What you will do:
Every line in the records below with the string "Ciclo" needs to be copied out.

Excerpts from an interface dataset:
---*---

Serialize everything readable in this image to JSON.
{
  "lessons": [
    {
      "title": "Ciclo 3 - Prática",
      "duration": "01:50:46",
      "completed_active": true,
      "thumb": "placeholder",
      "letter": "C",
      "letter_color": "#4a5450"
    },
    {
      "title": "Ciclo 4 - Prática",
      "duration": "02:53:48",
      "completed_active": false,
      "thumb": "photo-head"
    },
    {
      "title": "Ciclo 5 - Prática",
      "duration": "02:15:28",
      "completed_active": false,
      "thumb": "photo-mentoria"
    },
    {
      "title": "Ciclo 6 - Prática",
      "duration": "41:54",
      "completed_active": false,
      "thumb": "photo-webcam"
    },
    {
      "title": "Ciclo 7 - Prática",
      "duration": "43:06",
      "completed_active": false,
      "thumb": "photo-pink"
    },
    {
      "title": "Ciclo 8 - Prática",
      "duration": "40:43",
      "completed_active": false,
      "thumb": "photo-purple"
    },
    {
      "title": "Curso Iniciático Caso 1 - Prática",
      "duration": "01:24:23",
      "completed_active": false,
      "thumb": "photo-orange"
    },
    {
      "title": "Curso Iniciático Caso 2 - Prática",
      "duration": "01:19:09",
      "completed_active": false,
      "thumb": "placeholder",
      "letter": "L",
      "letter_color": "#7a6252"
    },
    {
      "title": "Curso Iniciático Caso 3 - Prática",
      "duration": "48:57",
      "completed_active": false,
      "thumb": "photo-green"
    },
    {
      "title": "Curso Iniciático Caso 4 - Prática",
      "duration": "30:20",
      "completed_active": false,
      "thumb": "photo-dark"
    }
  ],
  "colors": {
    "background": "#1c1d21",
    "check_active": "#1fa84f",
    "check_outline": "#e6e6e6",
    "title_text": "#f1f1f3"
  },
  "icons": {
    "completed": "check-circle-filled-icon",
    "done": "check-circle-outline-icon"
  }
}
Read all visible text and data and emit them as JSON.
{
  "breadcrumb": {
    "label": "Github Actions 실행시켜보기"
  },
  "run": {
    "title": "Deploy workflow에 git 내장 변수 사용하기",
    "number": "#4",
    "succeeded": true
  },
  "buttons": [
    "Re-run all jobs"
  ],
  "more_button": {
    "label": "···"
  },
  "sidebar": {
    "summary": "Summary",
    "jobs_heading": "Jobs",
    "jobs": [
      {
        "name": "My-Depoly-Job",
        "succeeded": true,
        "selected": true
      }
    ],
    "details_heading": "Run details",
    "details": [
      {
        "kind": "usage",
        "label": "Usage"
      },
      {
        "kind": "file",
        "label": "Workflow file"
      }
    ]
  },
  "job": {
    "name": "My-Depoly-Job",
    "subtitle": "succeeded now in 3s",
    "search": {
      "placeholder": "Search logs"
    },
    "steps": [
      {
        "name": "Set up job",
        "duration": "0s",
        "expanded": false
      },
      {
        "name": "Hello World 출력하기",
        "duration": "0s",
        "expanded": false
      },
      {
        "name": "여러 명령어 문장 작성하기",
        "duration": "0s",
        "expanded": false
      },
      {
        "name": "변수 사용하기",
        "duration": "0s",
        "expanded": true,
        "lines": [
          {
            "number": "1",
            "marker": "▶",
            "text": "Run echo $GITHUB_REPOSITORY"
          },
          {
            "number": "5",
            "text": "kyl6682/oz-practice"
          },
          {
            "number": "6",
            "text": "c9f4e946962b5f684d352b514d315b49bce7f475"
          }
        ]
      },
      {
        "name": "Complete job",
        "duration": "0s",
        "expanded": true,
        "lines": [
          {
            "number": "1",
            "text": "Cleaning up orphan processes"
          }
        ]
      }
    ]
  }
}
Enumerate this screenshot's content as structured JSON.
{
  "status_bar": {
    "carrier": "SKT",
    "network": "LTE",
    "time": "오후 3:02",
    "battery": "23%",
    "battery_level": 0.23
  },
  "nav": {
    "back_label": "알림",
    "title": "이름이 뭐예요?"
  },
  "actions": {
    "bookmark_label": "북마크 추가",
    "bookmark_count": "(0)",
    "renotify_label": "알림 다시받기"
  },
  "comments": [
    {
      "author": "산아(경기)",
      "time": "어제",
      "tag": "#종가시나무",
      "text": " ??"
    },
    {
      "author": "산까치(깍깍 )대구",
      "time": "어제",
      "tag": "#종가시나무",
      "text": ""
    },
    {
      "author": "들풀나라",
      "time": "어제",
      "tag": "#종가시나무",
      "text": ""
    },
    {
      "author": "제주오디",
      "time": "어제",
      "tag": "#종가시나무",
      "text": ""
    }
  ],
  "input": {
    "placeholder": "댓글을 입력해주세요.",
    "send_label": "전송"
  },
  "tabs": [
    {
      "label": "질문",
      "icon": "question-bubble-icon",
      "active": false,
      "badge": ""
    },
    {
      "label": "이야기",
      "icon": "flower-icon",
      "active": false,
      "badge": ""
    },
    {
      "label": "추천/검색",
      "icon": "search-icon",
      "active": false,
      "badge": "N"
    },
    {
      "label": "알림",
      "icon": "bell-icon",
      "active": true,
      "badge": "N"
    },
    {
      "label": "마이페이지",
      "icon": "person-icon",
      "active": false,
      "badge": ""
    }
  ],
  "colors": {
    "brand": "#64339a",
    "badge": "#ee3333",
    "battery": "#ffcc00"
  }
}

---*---

Answer section:
      "title": "Ciclo 3 - Prática",
      "title": "Ciclo 4 - Prática",
      "title": "Ciclo 5 - Prática",
      "title": "Ciclo 6 - Prática",
      "title": "Ciclo 7 - Prática",
      "title": "Ciclo 8 - Prática",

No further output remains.